The best any of us can do is create an individual interpretation of each pose - our own expression of the asana, like a musician’s take on a well-known song. Yo Yo Ma may play “Ode to Joy” in a way few can match - but your nine-year-old niece’s interpretation of the same song might bring tears to your eyes because of her commitment, enthusiasm and generosity of spirit. We can find lots to appreciate in both versions."
I’ve had SO many people approach me lately with the similar statement “I want to try Yoga, but I’ll feel like an idiot. I litterally have no idea what I am doing. Should I go?”
YES! A million times YES!
If that above jargon wasn’t enough to motivate you about the unnecessary-ness of perfection, then I will state it in another fashion….
We were all beginners once, we all had our first vinyasa, WE ALL looked like complete “idiots” at one point in time. And frankly, yoga is all about acceptance.
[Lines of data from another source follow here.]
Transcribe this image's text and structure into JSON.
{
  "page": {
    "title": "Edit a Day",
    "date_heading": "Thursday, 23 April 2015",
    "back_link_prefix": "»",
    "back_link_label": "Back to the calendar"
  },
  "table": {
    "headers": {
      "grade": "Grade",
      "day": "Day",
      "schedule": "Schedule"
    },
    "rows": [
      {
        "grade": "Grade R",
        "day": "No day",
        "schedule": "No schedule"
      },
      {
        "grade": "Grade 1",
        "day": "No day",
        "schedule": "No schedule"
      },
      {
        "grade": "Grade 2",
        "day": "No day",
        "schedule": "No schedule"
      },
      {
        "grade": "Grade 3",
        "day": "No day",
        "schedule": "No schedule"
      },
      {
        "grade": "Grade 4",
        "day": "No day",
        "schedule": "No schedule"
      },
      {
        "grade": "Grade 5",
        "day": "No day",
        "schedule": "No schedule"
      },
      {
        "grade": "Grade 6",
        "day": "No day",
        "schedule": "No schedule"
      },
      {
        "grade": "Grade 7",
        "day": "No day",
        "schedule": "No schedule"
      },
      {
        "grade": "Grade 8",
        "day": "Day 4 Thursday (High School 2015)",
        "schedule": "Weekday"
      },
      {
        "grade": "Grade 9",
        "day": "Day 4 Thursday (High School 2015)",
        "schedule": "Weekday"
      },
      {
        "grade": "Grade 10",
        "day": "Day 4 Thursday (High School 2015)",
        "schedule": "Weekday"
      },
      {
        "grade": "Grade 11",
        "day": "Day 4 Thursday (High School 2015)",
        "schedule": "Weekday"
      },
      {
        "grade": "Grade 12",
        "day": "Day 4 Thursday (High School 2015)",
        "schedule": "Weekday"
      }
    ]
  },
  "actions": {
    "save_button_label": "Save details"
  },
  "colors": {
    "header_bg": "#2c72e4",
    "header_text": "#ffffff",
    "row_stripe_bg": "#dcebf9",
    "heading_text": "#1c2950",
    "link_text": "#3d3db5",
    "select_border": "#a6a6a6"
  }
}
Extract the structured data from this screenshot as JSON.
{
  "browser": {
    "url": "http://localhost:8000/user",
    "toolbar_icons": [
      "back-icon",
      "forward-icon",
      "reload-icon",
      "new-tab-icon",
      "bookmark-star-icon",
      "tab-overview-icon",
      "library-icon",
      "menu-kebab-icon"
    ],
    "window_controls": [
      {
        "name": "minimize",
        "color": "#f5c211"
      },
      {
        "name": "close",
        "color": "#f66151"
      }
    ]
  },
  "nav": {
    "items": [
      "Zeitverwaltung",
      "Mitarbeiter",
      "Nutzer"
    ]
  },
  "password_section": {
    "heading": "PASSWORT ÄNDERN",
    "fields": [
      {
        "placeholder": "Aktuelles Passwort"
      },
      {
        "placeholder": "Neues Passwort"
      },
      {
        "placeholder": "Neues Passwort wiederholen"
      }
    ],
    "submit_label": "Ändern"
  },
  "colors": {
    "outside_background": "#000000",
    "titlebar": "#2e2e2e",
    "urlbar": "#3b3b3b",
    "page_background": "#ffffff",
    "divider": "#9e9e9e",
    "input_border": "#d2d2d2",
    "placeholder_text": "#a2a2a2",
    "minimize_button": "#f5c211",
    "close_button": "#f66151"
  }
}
It could probably be said that compared to other group fitness classes, yoga is the most open and embracing form of fitness out there!
My teacher Cody once said, “I don’t care if someone came to one of my classes and sat for an hour on their mat and meditated, they are still doing yoga.”
Roll out that mat, do not be afraid of the yogis!
On that happy note, here are some cell phone selfies of us being silly in class with some acro/partner yoga.
Good times, namaste! :D